Dataset rows for apps and sites:
★ ★ ★ ★

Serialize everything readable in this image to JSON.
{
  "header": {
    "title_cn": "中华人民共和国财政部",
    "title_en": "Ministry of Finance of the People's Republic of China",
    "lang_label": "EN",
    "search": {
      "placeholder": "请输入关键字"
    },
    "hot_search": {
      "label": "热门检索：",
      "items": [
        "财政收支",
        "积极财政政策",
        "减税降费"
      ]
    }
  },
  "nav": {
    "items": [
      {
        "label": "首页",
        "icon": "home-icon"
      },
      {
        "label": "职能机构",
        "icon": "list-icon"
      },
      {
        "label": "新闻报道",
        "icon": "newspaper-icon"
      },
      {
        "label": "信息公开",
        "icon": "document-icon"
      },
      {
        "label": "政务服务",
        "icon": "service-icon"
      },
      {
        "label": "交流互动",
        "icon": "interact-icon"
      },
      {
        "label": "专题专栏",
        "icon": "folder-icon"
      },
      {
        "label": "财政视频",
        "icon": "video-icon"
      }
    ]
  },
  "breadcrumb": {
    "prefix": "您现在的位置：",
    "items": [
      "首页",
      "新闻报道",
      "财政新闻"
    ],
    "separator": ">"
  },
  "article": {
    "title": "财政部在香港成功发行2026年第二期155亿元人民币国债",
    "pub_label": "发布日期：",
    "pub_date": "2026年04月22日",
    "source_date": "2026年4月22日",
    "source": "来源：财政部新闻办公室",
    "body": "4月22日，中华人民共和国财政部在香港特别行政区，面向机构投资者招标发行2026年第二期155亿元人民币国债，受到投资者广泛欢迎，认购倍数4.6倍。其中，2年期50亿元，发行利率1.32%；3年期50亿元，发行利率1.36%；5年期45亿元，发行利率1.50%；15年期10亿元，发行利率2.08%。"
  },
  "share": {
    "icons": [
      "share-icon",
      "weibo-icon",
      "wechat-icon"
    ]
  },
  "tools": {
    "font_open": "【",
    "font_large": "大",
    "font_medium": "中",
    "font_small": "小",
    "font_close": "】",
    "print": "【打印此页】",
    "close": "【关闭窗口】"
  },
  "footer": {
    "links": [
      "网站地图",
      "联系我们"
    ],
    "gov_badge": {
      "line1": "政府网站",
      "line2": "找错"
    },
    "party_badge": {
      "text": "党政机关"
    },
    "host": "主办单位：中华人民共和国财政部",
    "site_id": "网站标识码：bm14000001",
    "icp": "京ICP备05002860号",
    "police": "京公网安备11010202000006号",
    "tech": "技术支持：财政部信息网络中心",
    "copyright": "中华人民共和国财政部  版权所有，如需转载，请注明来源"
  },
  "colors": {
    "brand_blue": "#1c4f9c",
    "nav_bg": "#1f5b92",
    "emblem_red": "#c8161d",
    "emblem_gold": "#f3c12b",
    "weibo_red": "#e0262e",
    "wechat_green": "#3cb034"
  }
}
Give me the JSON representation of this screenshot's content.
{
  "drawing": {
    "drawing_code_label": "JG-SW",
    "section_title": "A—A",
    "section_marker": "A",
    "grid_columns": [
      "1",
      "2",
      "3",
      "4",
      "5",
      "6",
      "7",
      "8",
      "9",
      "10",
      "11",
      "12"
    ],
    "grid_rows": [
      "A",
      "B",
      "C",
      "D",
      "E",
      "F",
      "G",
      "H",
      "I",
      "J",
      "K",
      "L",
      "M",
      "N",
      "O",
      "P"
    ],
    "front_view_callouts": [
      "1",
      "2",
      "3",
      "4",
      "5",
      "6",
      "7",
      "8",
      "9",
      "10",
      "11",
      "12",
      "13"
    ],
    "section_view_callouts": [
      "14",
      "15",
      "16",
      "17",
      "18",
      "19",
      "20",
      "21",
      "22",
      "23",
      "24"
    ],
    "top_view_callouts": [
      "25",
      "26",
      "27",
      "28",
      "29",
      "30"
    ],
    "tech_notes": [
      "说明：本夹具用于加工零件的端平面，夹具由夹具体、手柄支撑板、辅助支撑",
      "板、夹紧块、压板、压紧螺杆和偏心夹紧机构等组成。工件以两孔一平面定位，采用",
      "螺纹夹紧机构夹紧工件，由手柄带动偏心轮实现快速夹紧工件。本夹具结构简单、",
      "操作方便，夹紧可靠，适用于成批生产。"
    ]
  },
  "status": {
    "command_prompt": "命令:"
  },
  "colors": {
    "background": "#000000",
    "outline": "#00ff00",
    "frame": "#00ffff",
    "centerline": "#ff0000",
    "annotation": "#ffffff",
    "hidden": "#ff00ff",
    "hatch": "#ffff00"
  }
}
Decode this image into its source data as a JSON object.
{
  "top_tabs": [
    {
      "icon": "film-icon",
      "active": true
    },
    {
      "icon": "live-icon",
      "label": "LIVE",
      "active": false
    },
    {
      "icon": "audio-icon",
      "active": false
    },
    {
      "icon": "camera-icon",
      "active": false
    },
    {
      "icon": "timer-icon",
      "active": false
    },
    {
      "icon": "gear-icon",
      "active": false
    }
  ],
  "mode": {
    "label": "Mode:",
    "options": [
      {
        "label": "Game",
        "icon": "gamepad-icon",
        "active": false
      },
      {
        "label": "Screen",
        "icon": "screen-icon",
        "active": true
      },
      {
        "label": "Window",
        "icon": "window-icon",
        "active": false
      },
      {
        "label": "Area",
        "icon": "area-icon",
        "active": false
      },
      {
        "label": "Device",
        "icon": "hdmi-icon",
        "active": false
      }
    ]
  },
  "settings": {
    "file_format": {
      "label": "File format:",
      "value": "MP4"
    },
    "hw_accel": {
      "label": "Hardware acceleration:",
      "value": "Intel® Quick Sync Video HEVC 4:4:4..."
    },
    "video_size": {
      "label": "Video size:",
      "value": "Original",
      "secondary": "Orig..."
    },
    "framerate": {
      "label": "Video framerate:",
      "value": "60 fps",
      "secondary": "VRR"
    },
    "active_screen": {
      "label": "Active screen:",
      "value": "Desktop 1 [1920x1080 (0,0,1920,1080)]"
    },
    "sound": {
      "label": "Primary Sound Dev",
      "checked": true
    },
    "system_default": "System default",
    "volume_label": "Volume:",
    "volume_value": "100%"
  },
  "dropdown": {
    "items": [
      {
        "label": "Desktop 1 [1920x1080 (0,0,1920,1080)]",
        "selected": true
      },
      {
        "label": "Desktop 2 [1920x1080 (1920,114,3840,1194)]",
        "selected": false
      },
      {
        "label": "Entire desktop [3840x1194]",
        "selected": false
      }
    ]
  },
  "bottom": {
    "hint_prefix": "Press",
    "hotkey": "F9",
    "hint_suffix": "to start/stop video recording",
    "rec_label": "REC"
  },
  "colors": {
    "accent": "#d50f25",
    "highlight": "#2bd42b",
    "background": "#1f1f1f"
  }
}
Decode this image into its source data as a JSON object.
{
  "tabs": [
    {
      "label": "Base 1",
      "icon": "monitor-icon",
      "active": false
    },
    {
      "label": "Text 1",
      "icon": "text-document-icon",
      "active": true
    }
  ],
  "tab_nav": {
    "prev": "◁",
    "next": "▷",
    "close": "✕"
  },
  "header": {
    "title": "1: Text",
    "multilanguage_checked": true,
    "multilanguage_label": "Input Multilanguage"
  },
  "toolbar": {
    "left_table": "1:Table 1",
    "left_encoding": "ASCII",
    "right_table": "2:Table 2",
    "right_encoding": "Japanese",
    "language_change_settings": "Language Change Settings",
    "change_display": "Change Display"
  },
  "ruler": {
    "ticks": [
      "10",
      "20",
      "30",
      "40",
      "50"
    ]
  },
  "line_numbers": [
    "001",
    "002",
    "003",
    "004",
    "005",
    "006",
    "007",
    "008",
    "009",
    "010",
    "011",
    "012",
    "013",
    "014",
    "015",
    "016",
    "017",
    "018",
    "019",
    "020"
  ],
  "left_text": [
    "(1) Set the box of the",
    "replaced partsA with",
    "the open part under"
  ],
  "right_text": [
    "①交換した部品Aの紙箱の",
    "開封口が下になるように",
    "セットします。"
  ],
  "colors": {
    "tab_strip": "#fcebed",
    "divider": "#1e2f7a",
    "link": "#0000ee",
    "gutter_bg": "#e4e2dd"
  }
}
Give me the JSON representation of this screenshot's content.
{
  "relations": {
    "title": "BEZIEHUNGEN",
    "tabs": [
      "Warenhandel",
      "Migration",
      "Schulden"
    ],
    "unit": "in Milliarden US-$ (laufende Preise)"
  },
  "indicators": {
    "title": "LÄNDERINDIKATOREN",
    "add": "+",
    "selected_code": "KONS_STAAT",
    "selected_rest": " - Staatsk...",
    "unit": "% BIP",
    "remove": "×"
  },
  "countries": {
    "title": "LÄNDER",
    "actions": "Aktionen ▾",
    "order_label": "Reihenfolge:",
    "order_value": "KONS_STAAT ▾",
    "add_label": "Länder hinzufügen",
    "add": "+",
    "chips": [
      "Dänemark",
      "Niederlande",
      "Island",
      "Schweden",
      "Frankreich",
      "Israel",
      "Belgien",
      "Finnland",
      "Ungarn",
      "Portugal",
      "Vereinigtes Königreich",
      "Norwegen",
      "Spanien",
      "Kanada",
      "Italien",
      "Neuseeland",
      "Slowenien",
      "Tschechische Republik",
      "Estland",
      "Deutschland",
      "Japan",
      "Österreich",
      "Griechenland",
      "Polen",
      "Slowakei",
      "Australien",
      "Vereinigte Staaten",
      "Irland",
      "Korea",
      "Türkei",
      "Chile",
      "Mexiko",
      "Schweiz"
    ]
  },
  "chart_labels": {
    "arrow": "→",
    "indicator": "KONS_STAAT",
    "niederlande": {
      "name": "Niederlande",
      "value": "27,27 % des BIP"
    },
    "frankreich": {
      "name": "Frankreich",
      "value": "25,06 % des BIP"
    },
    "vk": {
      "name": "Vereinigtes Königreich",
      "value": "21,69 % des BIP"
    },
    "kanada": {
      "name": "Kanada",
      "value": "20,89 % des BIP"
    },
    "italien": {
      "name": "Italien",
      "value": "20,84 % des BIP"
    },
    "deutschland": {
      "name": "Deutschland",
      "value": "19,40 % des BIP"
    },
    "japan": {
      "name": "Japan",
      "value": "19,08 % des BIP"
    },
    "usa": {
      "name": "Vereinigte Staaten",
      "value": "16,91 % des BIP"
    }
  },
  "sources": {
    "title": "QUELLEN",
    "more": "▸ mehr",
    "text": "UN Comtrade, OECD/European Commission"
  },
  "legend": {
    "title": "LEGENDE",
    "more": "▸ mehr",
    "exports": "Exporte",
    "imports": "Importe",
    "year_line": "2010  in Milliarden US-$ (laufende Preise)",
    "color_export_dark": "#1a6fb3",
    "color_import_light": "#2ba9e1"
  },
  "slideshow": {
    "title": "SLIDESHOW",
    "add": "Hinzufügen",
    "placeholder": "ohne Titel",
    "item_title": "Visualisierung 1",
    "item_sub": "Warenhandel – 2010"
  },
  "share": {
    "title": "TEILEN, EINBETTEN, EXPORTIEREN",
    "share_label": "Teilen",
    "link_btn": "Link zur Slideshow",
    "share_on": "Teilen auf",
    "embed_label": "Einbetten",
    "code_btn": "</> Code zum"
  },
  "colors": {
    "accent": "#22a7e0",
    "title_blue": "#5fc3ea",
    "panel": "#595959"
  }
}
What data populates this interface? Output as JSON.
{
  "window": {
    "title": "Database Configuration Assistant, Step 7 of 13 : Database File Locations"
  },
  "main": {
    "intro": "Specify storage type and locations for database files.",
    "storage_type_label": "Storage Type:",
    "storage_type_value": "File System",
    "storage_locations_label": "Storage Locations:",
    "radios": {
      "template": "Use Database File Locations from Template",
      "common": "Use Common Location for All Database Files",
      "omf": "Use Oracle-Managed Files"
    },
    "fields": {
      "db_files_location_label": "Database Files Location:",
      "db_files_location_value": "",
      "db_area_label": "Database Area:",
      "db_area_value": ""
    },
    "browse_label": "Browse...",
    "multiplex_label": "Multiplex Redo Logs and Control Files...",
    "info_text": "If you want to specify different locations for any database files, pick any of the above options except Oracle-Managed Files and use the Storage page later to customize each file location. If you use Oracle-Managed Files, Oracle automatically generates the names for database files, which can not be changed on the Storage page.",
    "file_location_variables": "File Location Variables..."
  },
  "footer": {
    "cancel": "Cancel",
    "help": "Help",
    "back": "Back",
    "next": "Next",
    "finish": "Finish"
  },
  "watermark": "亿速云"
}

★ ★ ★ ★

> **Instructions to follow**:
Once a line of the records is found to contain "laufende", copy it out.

> **Worked solution**:
    "unit": "in Milliarden US-$ (laufende Preise)"
    "year_line": "2010  in Milliarden US-$ (laufende Preise)",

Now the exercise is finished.